To do: Every entry that follows should be reproduced exactly.

Data under study:
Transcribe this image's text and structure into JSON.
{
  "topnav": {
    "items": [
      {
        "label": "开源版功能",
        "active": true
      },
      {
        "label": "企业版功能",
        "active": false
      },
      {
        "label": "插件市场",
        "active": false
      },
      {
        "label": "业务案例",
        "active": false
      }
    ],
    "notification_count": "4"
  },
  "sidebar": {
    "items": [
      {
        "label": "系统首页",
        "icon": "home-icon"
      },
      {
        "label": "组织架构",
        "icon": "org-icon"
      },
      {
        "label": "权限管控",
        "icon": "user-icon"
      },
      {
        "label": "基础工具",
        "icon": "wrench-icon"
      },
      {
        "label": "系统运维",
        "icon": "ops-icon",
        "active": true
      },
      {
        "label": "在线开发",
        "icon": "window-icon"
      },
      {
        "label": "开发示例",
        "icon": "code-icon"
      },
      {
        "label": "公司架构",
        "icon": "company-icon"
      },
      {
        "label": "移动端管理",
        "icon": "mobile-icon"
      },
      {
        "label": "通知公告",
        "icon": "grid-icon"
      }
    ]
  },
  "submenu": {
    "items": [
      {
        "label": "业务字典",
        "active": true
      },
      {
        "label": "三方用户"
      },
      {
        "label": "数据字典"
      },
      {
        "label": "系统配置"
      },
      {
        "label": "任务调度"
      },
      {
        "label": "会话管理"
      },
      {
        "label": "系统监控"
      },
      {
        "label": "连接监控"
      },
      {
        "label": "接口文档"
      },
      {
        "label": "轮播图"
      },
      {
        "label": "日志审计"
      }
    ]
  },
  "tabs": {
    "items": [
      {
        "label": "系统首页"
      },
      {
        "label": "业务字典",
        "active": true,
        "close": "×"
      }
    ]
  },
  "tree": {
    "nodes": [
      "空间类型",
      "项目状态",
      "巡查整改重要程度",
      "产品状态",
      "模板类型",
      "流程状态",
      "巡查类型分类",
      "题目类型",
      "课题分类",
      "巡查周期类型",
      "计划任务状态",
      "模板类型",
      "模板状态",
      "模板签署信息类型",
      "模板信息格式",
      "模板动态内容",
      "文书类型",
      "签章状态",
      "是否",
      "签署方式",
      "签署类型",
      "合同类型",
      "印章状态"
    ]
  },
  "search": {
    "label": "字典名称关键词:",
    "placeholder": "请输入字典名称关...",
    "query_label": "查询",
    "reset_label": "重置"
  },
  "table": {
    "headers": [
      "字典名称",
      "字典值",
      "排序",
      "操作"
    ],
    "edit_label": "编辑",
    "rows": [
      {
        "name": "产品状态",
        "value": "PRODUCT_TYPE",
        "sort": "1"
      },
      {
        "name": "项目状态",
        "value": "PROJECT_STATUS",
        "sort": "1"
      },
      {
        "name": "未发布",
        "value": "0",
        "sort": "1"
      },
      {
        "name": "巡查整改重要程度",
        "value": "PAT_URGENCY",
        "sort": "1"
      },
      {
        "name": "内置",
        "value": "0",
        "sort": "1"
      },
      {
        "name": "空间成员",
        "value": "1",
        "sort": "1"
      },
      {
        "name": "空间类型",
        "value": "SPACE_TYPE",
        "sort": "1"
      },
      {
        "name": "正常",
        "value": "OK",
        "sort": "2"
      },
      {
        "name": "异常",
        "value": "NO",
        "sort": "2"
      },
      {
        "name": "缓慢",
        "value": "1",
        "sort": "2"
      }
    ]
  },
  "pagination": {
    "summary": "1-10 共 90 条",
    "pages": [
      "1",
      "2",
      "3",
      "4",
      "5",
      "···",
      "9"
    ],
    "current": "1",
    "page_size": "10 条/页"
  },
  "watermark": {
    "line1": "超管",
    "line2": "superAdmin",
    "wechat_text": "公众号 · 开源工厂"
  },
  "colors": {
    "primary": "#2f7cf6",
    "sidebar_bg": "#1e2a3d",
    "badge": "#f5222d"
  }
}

The answer:
Transcribe this image's text and structure into JSON.
{
  "topnav": {
    "items": [
      {
        "label": "开源版功能",
        "active": true
      },
      {
        "label": "企业版功能",
        "active": false
      },
      {
        "label": "插件市场",
        "active": false
      },
      {
        "label": "业务案例",
        "active": false
      }
    ],
    "notification_count": "4"
  },
  "sidebar": {
    "items": [
      {
        "label": "系统首页",
        "icon": "home-icon"
      },
      {
        "label": "组织架构",
        "icon": "org-icon"
      },
      {
        "label": "权限管控",
        "icon": "user-icon"
      },
      {
        "label": "基础工具",
        "icon": "wrench-icon"
      },
      {
        "label": "系统运维",
        "icon": "ops-icon",
        "active": true
      },
      {
        "label": "在线开发",
        "icon": "window-icon"
      },
      {
        "label": "开发示例",
        "icon": "code-icon"
      },
      {
        "label": "公司架构",
        "icon": "company-icon"
      },
      {
        "label": "移动端管理",
        "icon": "mobile-icon"
      },
      {
        "label": "通知公告",
        "icon": "grid-icon"
      }
    ]
  },
  "submenu": {
    "items": [
      {
        "label": "业务字典",
        "active": true
      },
      {
        "label": "三方用户"
      },
      {
        "label": "数据字典"
      },
      {
        "label": "系统配置"
      },
      {
        "label": "任务调度"
      },
      {
        "label": "会话管理"
      },
      {
        "label": "系统监控"
      },
      {
        "label": "连接监控"
      },
      {
        "label": "接口文档"
      },
      {
        "label": "轮播图"
      },
      {
        "label": "日志审计"
      }
    ]
  },
  "tabs": {
    "items": [
      {
        "label": "系统首页"
      },
      {
        "label": "业务字典",
        "active": true,
        "close": "×"
      }
    ]
  },
  "tree": {
    "nodes": [
      "空间类型",
      "项目状态",
      "巡查整改重要程度",
      "产品状态",
      "模板类型",
      "流程状态",
      "巡查类型分类",
      "题目类型",
      "课题分类",
      "巡查周期类型",
      "计划任务状态",
      "模板类型",
      "模板状态",
      "模板签署信息类型",
      "模板信息格式",
      "模板动态内容",
      "文书类型",
      "签章状态",
      "是否",
      "签署方式",
      "签署类型",
      "合同类型",
      "印章状态"
    ]
  },
  "search": {
    "label": "字典名称关键词:",
    "placeholder": "请输入字典名称关...",
    "query_label": "查询",
    "reset_label": "重置"
  },
  "table": {
    "headers": [
      "字典名称",
      "字典值",
      "排序",
      "操作"
    ],
    "edit_label": "编辑",
    "rows": [
      {
        "name": "产品状态",
        "value": "PRODUCT_TYPE",
        "sort": "1"
      },
      {
        "name": "项目状态",
        "value": "PROJECT_STATUS",
        "sort": "1"
      },
      {
        "name": "未发布",
        "value": "0",
        "sort": "1"
      },
      {
        "name": "巡查整改重要程度",
        "value": "PAT_URGENCY",
        "sort": "1"
      },
      {
        "name": "内置",
        "value": "0",
        "sort": "1"
      },
      {
        "name": "空间成员",
        "value": "1",
        "sort": "1"
      },
      {
        "name": "空间类型",
        "value": "SPACE_TYPE",
        "sort": "1"
      },
      {
        "name": "正常",
        "value": "OK",
        "sort": "2"
      },
      {
        "name": "异常",
        "value": "NO",
        "sort": "2"
      },
      {
        "name": "缓慢",
        "value": "1",
        "sort": "2"
      }
    ]
  },
  "pagination": {
    "summary": "1-10 共 90 条",
    "pages": [
      "1",
      "2",
      "3",
      "4",
      "5",
      "···",
      "9"
    ],
    "current": "1",
    "page_size": "10 条/页"
  },
  "watermark": {
    "line1": "超管",
    "line2": "superAdmin",
    "wechat_text": "公众号 · 开源工厂"
  },
  "colors": {
    "primary": "#2f7cf6",
    "sidebar_bg": "#1e2a3d",
    "badge": "#f5222d"
  }
}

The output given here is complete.